But if the thing you’re doing is what you love, there is enough energy behind that to help you over the hurdles. I have experienced resistance at every stage of my fiction writing activities, because there is a lot of fear. But there is also so much love for it, and sheer burning madness to write, that it pushes me past my own barriers.
What does this add up to?
I’m going to keep all my clients as they are now (I’m very fond of them) as I am earning enough to scrape by. We’ve lived frugally for a long time, we can carry on. And the work I do for them is second nature to me now, I don’t need lots of extra-zingy energy to push past fear, I’ve already done that.
I’m taking the energy from guilt, and the bits I misfired into my business, and diverting all of it into my heart-felt vocation.
In practical terms this means that the creative writing has time dedicated to it every day. I am prioritising it guilt-free in my mind, and looking for opportunities without a nagging feeling that I should be doing that for my copywriting business. And I will use my business skills to get behind my fiction writing and try and earn some money from it, so that one, day that’s all that my energy goes into.
The take home
If you are in your cubicle and about to leave, think hard about what you plan to do next. If, like me, you’re thinking “Hey, I could do this cubicle stuff on my own and earn all the money instead of a tiny bit” then take a step back. Do you love what you do? Or are you just good at it?
And if you are secretly burning to do something else, then pay attention. That burning doesn’t stop; it just singes the edges of anything else that tries to steal energy from it. Know thyself. Do what you love, with all of your being. That is all.

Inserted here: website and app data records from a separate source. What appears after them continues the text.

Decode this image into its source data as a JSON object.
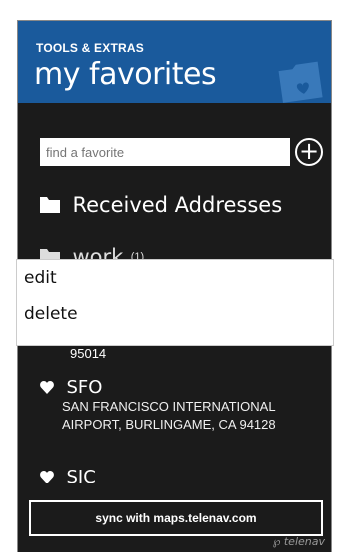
{
  "header": {
    "subtitle": "TOOLS & EXTRAS",
    "title": "my favorites"
  },
  "search": {
    "placeholder": "find a favorite"
  },
  "folders": [
    {
      "label": "Received Addresses"
    },
    {
      "label": "work",
      "count": "(1)"
    }
  ],
  "context_menu": {
    "items": [
      {
        "label": "edit"
      },
      {
        "label": "delete"
      }
    ]
  },
  "partial_address": "95014",
  "favorites": [
    {
      "name": "SFO",
      "address_line1": "SAN FRANCISCO INTERNATIONAL",
      "address_line2": "AIRPORT, BURLINGAME, CA 94128"
    },
    {
      "name": "SJC"
    }
  ],
  "footer": {
    "sync_label": "sync with maps.telenav.com",
    "brand": "telenav"
  },
  "colors": {
    "header_bg": "#1a5a9c",
    "screen_bg": "#1b1b1b",
    "menu_bg": "#ffffff"
  }
}
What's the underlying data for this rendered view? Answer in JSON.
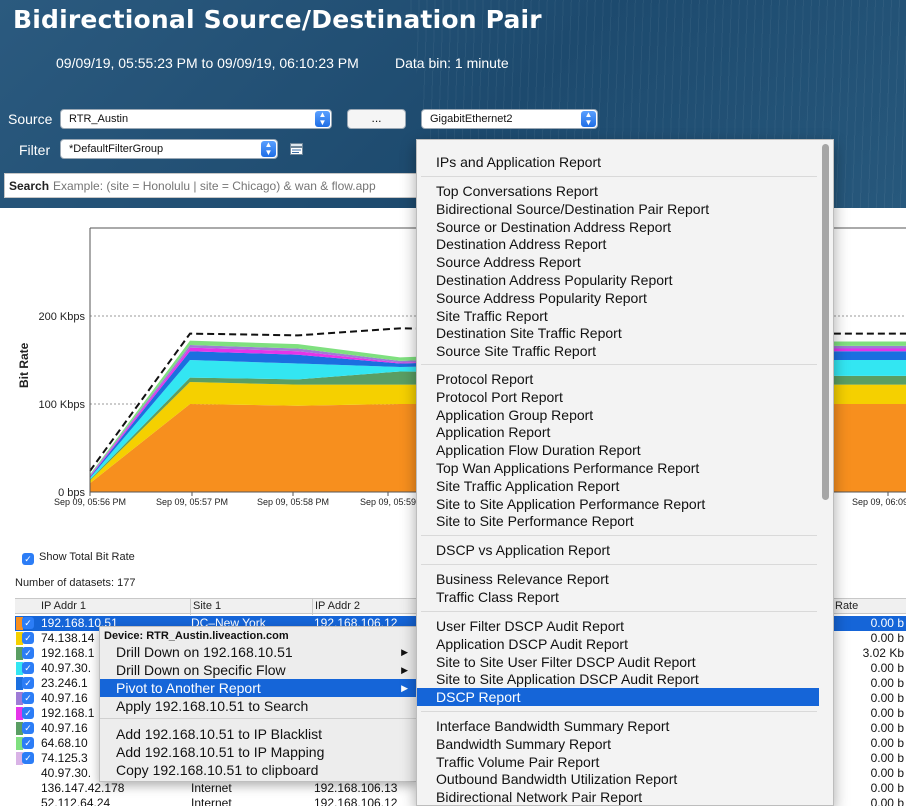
{
  "header": {
    "title": "Bidirectional Source/Destination Pair",
    "time_range": "09/09/19, 05:55:23 PM to 09/09/19, 06:10:23 PM",
    "data_bin": "Data bin: 1 minute"
  },
  "controls": {
    "source_label": "Source",
    "source_value": "RTR_Austin",
    "more_button": "...",
    "interface_value": "GigabitEthernet2",
    "filter_label": "Filter",
    "filter_value": "*DefaultFilterGroup",
    "search_label": "Search",
    "search_placeholder": "Example: (site = Honolulu | site = Chicago) & wan & flow.app"
  },
  "chart_data": {
    "type": "area",
    "ylabel": "Bit Rate",
    "y_ticks": [
      "0 bps",
      "100 Kbps",
      "200 Kbps"
    ],
    "ylim_kbps": [
      0,
      300
    ],
    "x_ticks": [
      "Sep 09, 05:56 PM",
      "Sep 09, 05:57 PM",
      "Sep 09, 05:58 PM",
      "Sep 09, 05:59",
      "Sep 09, 06:09 PM"
    ],
    "x": [
      "05:56",
      "05:57",
      "05:58",
      "05:59",
      "06:09",
      "06:10"
    ],
    "series": [
      {
        "color": "#f78f1e",
        "values": [
          10,
          100,
          98,
          100,
          100,
          100
        ]
      },
      {
        "color": "#f5d000",
        "values": [
          3,
          25,
          24,
          22,
          22,
          22
        ]
      },
      {
        "color": "#5a9e63",
        "values": [
          1,
          5,
          6,
          15,
          10,
          10
        ]
      },
      {
        "color": "#33e6f2",
        "values": [
          2,
          20,
          18,
          5,
          18,
          18
        ]
      },
      {
        "color": "#1b6fe0",
        "values": [
          1,
          10,
          10,
          4,
          10,
          10
        ]
      },
      {
        "color": "#e534e9",
        "values": [
          1,
          4,
          4,
          1,
          3,
          3
        ]
      },
      {
        "color": "#9e7bd6",
        "values": [
          1,
          3,
          3,
          2,
          3,
          3
        ]
      },
      {
        "color": "#7fe07f",
        "values": [
          1,
          5,
          5,
          4,
          5,
          5
        ]
      }
    ],
    "total_line": [
      24,
      180,
      178,
      186,
      180,
      180
    ],
    "grid": true,
    "total_line_style": "dashed black"
  },
  "options": {
    "show_total_label": "Show Total Bit Rate",
    "datasets_label": "Number of datasets: 177"
  },
  "table": {
    "columns": [
      "IP Addr 1",
      "Site 1",
      "IP Addr 2",
      "Rate"
    ],
    "rows": [
      {
        "color": "#f78f1e",
        "ip1": "192.168.10.51",
        "site1": "DC–New York",
        "ip2": "192.168.106.12",
        "rate": "0.00 b",
        "selected": true,
        "checked": true
      },
      {
        "color": "#f5d000",
        "ip1": "74.138.14",
        "site1": "",
        "ip2": "",
        "rate": "0.00 b",
        "checked": true
      },
      {
        "color": "#5a9e63",
        "ip1": "192.168.1",
        "site1": "",
        "ip2": "",
        "rate": "3.02 Kb",
        "checked": true
      },
      {
        "color": "#33e6f2",
        "ip1": "40.97.30.",
        "site1": "",
        "ip2": "",
        "rate": "0.00 b",
        "checked": true
      },
      {
        "color": "#1b6fe0",
        "ip1": "23.246.1",
        "site1": "",
        "ip2": "",
        "rate": "0.00 b",
        "checked": true
      },
      {
        "color": "#9e7bd6",
        "ip1": "40.97.16",
        "site1": "",
        "ip2": "",
        "rate": "0.00 b",
        "checked": true
      },
      {
        "color": "#e534e9",
        "ip1": "192.168.1",
        "site1": "",
        "ip2": "",
        "rate": "0.00 b",
        "checked": true
      },
      {
        "color": "#5a9e63",
        "ip1": "40.97.16",
        "site1": "",
        "ip2": "",
        "rate": "0.00 b",
        "checked": true
      },
      {
        "color": "#7fe07f",
        "ip1": "64.68.10",
        "site1": "",
        "ip2": "",
        "rate": "0.00 b",
        "checked": true
      },
      {
        "color": "#d9b3e6",
        "ip1": "74.125.3",
        "site1": "",
        "ip2": "",
        "rate": "0.00 b",
        "checked": true
      },
      {
        "color": "",
        "ip1": "40.97.30.",
        "site1": "",
        "ip2": "",
        "rate": "0.00 b",
        "checked": false
      },
      {
        "color": "",
        "ip1": "136.147.42.178",
        "site1": "Internet",
        "ip2": "192.168.106.13",
        "rate": "0.00 b",
        "checked": false
      },
      {
        "color": "",
        "ip1": "52.112.64.24",
        "site1": "Internet",
        "ip2": "192.168.106.12",
        "rate": "0.00 b",
        "checked": false
      }
    ]
  },
  "context_menu": {
    "device": "Device: RTR_Austin.liveaction.com",
    "items": [
      {
        "label": "Drill Down on 192.168.10.51",
        "submenu": true
      },
      {
        "label": "Drill Down on Specific Flow",
        "submenu": true
      },
      {
        "label": "Pivot to Another Report",
        "submenu": true,
        "highlighted": true
      },
      {
        "label": "Apply 192.168.10.51 to Search"
      },
      {
        "label": "Add 192.168.10.51 to IP Blacklist"
      },
      {
        "label": "Add 192.168.10.51 to IP Mapping"
      },
      {
        "label": "Copy 192.168.10.51 to clipboard"
      }
    ]
  },
  "report_menu": {
    "groups": [
      [
        "IPs and Application Report"
      ],
      [
        "Top Conversations Report",
        "Bidirectional Source/Destination Pair Report",
        "Source or Destination Address Report",
        "Destination Address Report",
        "Source Address Report",
        "Destination Address Popularity Report",
        "Source Address Popularity Report",
        "Site Traffic Report",
        "Destination Site Traffic Report",
        "Source Site Traffic Report"
      ],
      [
        "Protocol Report",
        "Protocol Port Report",
        "Application Group Report",
        "Application Report",
        "Application Flow Duration Report",
        "Top Wan Applications Performance Report",
        "Site Traffic Application Report",
        "Site to Site Application Performance Report",
        "Site to Site Performance Report"
      ],
      [
        "DSCP vs Application Report"
      ],
      [
        "Business Relevance Report",
        "Traffic Class Report"
      ],
      [
        "User Filter DSCP Audit Report",
        "Application DSCP Audit Report",
        "Site to Site User Filter DSCP Audit Report",
        "Site to Site Application DSCP Audit Report",
        "DSCP Report"
      ],
      [
        "Interface Bandwidth Summary Report",
        "Bandwidth Summary Report",
        "Traffic Volume Pair Report",
        "Outbound Bandwidth Utilization Report",
        "Bidirectional Network Pair Report",
        "Source or Destination Network Report"
      ]
    ],
    "highlighted": "DSCP Report"
  }
}
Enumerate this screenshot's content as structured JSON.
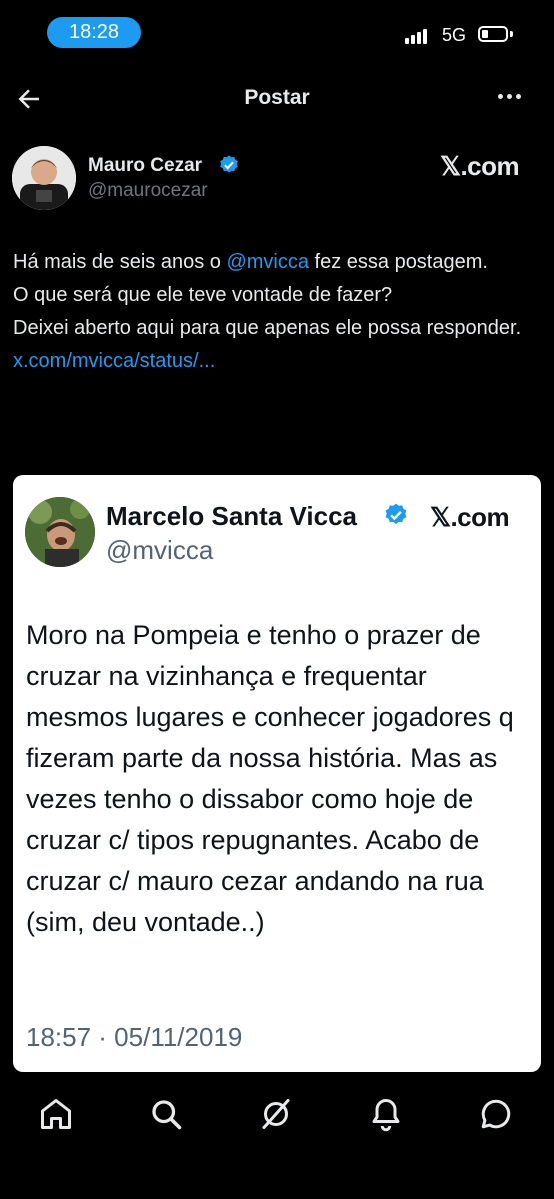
{
  "status_bar": {
    "time": "18:28",
    "network": "5G"
  },
  "header": {
    "title": "Postar"
  },
  "post": {
    "author_name": "Mauro Cezar",
    "author_handle": "@maurocezar",
    "source": "𝕏.com",
    "text_before_mention": "Há mais de seis anos o ",
    "mention": "@mvicca",
    "text_after_mention": " fez essa postagem.",
    "line2": "O que será que ele teve vontade de fazer?",
    "line3": "Deixei aberto aqui para que apenas ele possa responder.",
    "link": "x.com/mvicca/status/..."
  },
  "quoted_card": {
    "author_name": "Marcelo Santa Vicca",
    "author_handle": "@mvicca",
    "source": "𝕏.com",
    "text": "Moro na Pompeia e tenho o prazer de cruzar na vizinhança e frequentar mesmos lugares  e conhecer jogadores q fizeram parte da nossa história. Mas as vezes tenho o dissabor como hoje de cruzar c/ tipos repugnantes. Acabo de cruzar c/ mauro cezar andando na rua (sim, deu vontade..)",
    "timestamp": "18:57 · 05/11/2019"
  },
  "nav": {
    "items": [
      "home-icon",
      "search-icon",
      "grok-icon",
      "notifications-icon",
      "messages-icon"
    ]
  },
  "colors": {
    "accent": "#1d9bf0",
    "background": "#000000",
    "card": "#ffffff"
  }
}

Author Bio Emma drinks too much tea, has too many ideas and writes too many stories. Only one of these is true. You can read her fiction and ramblings and join her short story club at Post-Apocalyptic Publishing.